opioid crisis

People seeking treatment for opioid addiction are often denied appointments

Researchers have discovered a troubling trend while looking into why so many addicts go without treatment in America.

As part of a study that covered the areas of the U.S. with the highest rates of overdose-related deaths, scientists discovered that about 40 percent of providers were unable or unwilling to provide an appointment to seek treatment. Even more concerning, the number of denied appointments was higher for people who were on Medicaid, which applies to "nearly 4 in 10" adults with an opioid addiction in the U.S., The Associated Press reported.

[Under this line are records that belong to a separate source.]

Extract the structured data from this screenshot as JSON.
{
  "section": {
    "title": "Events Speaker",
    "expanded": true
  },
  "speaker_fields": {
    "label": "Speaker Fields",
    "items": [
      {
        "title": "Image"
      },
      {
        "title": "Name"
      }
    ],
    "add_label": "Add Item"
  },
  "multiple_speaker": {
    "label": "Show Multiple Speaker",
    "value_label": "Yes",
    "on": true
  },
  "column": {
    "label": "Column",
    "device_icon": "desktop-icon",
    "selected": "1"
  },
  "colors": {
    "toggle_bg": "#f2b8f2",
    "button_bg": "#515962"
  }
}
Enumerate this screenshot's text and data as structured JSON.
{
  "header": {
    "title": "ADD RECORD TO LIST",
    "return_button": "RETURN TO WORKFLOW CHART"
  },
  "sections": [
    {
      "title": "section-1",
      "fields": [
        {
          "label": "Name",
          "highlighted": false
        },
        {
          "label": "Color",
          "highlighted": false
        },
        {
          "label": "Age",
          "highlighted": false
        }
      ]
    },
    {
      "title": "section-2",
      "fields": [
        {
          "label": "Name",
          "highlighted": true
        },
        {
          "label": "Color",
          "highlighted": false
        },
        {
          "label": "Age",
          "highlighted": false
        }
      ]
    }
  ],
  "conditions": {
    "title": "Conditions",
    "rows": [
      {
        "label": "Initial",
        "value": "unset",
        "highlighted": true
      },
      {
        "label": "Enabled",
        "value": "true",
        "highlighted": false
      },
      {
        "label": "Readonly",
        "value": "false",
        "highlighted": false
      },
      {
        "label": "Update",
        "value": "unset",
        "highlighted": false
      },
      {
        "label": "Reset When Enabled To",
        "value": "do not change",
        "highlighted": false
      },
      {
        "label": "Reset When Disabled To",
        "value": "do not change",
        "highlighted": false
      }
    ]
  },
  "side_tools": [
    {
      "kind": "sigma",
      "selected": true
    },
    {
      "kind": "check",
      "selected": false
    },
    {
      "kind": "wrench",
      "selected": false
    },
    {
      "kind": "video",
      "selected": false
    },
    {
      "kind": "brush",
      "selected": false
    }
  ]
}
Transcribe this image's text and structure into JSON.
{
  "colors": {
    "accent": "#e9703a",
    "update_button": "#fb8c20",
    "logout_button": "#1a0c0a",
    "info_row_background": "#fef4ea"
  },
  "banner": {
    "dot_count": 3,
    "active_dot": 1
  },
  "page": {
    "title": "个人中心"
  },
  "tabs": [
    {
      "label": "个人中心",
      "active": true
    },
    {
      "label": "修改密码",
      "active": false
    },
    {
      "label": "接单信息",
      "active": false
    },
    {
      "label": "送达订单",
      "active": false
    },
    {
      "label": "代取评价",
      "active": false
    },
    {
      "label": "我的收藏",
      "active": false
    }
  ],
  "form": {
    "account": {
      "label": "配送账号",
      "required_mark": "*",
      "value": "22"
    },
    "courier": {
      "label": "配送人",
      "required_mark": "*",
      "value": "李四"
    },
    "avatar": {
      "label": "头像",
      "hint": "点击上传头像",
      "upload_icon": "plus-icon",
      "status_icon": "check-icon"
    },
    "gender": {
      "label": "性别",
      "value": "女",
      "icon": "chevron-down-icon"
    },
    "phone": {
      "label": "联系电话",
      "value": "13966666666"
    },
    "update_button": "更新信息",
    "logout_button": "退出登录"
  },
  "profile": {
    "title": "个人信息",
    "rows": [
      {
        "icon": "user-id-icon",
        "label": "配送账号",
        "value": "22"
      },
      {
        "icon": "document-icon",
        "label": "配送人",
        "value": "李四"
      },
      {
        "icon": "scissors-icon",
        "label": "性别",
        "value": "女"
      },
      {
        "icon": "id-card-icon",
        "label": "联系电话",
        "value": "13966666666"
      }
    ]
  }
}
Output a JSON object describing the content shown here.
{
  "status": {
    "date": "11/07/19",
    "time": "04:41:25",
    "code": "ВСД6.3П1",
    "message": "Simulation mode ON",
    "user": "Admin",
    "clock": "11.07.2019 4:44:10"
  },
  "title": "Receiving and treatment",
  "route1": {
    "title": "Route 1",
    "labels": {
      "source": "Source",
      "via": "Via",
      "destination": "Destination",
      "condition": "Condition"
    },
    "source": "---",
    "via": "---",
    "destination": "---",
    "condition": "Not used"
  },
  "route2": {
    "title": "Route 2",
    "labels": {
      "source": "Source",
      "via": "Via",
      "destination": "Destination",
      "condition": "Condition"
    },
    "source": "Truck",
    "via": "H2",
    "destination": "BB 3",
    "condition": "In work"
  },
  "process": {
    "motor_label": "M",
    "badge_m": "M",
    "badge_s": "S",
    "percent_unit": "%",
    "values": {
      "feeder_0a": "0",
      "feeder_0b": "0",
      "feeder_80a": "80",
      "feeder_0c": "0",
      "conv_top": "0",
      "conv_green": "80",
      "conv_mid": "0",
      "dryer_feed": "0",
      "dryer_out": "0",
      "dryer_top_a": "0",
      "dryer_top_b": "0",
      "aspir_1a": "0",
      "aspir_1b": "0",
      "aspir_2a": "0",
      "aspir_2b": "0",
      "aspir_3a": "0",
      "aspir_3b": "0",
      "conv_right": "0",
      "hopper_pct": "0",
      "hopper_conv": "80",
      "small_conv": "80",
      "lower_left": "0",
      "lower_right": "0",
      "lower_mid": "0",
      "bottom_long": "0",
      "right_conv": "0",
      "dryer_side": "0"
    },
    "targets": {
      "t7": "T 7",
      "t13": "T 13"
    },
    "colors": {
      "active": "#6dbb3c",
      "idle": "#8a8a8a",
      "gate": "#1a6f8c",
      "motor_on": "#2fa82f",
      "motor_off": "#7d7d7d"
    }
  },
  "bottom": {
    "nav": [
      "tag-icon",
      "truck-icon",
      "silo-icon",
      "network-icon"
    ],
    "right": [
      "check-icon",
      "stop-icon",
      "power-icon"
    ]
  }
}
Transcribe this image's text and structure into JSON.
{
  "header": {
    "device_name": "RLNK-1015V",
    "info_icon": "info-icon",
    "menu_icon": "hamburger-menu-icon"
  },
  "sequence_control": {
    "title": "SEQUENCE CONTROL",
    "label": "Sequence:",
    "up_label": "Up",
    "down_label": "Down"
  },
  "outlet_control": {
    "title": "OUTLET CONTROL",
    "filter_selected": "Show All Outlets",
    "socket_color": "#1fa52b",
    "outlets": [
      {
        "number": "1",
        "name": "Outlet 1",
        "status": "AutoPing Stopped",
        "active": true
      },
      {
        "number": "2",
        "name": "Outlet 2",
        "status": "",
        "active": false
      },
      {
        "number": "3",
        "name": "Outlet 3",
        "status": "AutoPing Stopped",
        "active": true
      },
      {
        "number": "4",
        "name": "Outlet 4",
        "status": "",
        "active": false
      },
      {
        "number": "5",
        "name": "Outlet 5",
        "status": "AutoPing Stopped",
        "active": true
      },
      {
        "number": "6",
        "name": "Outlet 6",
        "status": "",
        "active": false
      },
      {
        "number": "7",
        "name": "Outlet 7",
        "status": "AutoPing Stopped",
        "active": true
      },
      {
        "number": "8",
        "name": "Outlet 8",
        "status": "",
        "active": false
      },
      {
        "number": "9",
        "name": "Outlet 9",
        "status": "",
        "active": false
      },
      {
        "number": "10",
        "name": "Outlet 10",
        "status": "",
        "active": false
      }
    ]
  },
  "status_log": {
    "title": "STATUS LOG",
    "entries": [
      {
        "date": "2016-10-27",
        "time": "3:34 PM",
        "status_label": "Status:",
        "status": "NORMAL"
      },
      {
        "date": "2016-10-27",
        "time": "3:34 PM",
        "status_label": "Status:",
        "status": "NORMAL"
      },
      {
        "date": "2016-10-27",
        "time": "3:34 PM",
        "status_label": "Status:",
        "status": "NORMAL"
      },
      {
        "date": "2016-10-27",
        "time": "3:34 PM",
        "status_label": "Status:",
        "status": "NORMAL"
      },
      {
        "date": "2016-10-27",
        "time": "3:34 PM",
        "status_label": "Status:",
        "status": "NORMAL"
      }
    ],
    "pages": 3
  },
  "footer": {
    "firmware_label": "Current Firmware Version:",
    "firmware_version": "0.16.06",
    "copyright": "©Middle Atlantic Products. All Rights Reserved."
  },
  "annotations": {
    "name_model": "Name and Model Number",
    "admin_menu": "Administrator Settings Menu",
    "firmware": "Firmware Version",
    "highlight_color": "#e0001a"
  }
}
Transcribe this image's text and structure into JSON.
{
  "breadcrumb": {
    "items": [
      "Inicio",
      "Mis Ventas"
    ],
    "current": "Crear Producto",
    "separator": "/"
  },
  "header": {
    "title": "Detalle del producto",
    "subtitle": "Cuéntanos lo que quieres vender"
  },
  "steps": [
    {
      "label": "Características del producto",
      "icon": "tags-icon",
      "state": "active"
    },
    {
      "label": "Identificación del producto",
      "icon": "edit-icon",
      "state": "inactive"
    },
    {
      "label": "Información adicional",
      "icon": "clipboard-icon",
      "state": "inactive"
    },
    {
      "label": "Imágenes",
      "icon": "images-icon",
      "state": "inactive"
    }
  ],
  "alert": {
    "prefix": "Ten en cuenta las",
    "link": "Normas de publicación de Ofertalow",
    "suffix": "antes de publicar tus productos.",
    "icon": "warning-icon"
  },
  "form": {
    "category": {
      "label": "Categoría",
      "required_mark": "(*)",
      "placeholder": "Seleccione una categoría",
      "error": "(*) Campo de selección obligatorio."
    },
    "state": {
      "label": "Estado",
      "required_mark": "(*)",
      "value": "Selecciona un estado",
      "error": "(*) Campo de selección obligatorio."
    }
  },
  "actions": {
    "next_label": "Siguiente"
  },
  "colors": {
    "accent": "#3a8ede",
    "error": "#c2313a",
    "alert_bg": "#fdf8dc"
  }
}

To conduct their research, two callers posed as adult heroin users, calling over 500 clinics in Maryland, Massachusetts, New Hampshire, Ohio, West Virginia, and the District of Columbia. The study, published on Monday in the Annals of Internal Medicine, paints a dire picture for opioid addicts who are trying to get help.

As for the difference between being uninsured and relying on Medicaid, while 38 percent of the calls were denied for people paying in cash, 46 percent were denied for Medicaid patients. It may be that "doctors have room in their schedules, but are shunning Medicaid because it pays less than other insurance," AP explained.

"I found it surprising how many calls I had to make before being offered an appointment," said Tamara Beetham, one of the researchers who conducted the calls. The number of calls and the frequency of being turned away can be a deterrent to people seeking addiction treatment, which makes this study a troubling revelation for people struggling with addiction across the country. Read more at The Associated Press.